"The same day he was instructed to leave, he did leave," said Murtagh, pointing out that Kroboth– not due to return home until January 20– made no threats to anyone and returned immediately to Arizona where he was arrested on the probation violation charge on January 11. Kroboth was then transferred back to the court system in Virginia, which had granted him permission to live in Arizona upon his release and which still oversees his probation.
As previously reported in the Hook, Kroboth was convicted in 2006 of the attempted murder of his wife, Jane, after he donned a vampire mask on Halloween night 2004, cut the phone and power to the stately Albemarle County house they'd once shared, and attacked her while she was sleeping. His wife, awakened by the masked assailant, successfully fought him off. Kroboth was apprehended on foot soon after the attack, and police recovered evidence including a chloroform-soaked rag, a knife and the mask. Other evidence in the case included testimony that Kroboth had first tried to hire someone else to kill his wife.

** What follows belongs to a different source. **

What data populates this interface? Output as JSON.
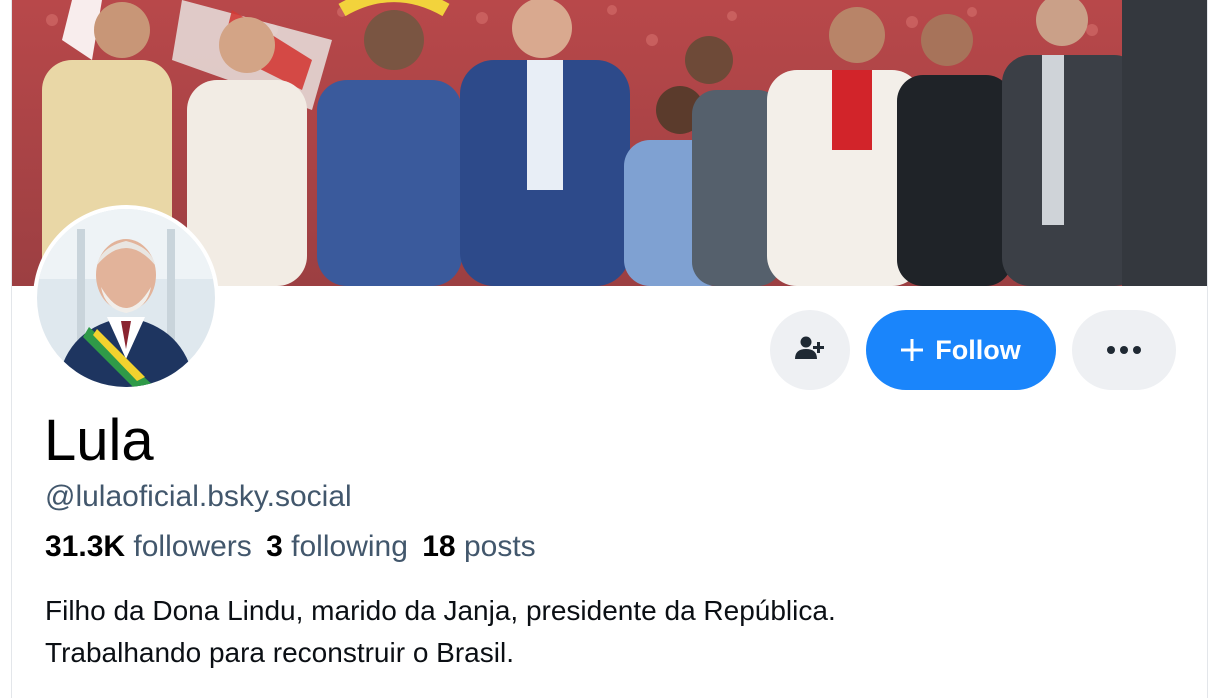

He pleaded guilty to both attempted murder and breaking and entering with the intent to commit murder and served seven years of a 10-year sentence, but has maintained that he was the victim of an "overreaching prosecution" and that he never intended to seriously harm his ex-wife.
Taking the stand in his own defense in the probation violation hearing, the 57-year-old former financier, shackled and wearing the striped uniform of the Albemarle Charlottesville Regional Jail, where he's been housed since February 20, described 11 other trips he'd taken with his Arizona probation officer's permission in the two years since he was released from prison.
On his frequent trips transporting his aging parents between their winter home in Arizona and their summer residence in Wisconsin, Kroboth testified, he was permitted to list one destination with the understanding that he could travel to other places within the dates of the trip.
"The travel order allows him to go to San Francisco. It does not allow Mr. Kroboth the freedom to alter those plans," said Albemarle Commonwealth's Attorney Denise Lunsford, claiming that the travel permit allowed him to travel between Arizona and San Francisco but not beyond.
"If this were a situation where Mr. Kroboth stopped in L.A., we wouldn't be here," she said, noting that Eugene, Oregon, is hundreds of miles north of San Francisco.
The purpose of the travel permit "is so the probation officer knows where the defendant will be," mused Albemarle County Circuit Court Judge Cheryl Higgins, who denied Kroboth's request for bond and ordered him held until his Arizona probation officer can be consulted about travel permit policy.
Another hearing is scheduled for April 9.Read more on: Kurt Kroboth